The story is even more complicated because in Pennsylvania, when a student leaves a public school district for a charter, the charter school takes whatever is that district’s expenditure per pupil—the full amount. Haver explains the implications of Pennsylvania’s charter-school funding methodology when it comes to a protracted legal hearing: “The Inquirer story explains that ‘because charter schools are funded largely by school districts, taxpayers are paying not just for the district to make its case, but for the charter to defend itself.’ The District also pays for the hearing examiner, the stenographer, and for the assembling and copying of thousands of documents. Aspira Olney’s lawyers are making between $180 and $300 an hour, but lawyers for Aspira Inc. wouldn’t disclose their hourly fees—and they are under no obligation to, even though they are paid, indirectly, with taxpayer funds. The District could be shelling out $10,000 a day in legal and administrative fees. That doesn’t include billing for preparation and other costs. That’s $140,000 for the already scheduled fourteen days; total cost will easily exceed $200,000. How many teachers or librarians could that buy?… The hearings are moving at a glacial pace… The state’s charter law, characterized as ‘the worst in the nation’ by Pennsylvania Auditor General Eugene DePasquale, was written to benefit charter operators and investors—and obviously their lawyers.”

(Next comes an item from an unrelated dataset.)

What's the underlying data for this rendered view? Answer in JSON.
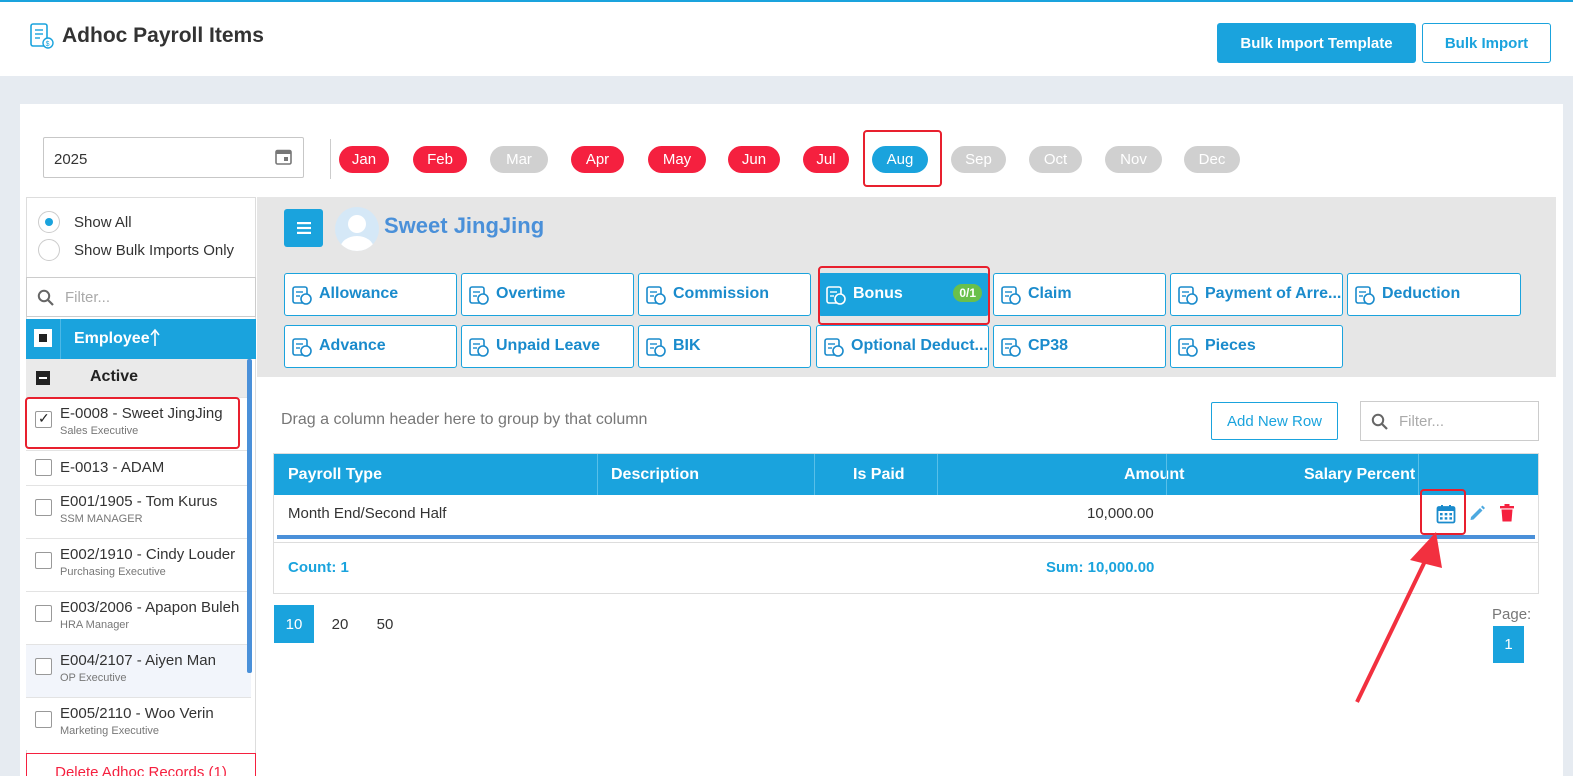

Can an out-of-control charter school be effectively regulated? I doubt it. Now, after the charter school sector has matured for 25 years, the mess we’re in is becoming clearer and clearer.  A moratorium on new charters must be a priority in the federal Charter Schools Program and ought to be demanded by activists in state after state. Charters do not, on the whole, operate in the public interest.

Meryl Johnson, who represents District 11 on the Ohio State Board of Education, will interview Diane Ravitch on Johnson’s weekly radio show, It’s About Justice (WRUW 91.1 FM) next Saturday, April 13, 2019 at from 1:00 PM until 2:00 PM.  The program will be live-streamed at  https://wruw.org/.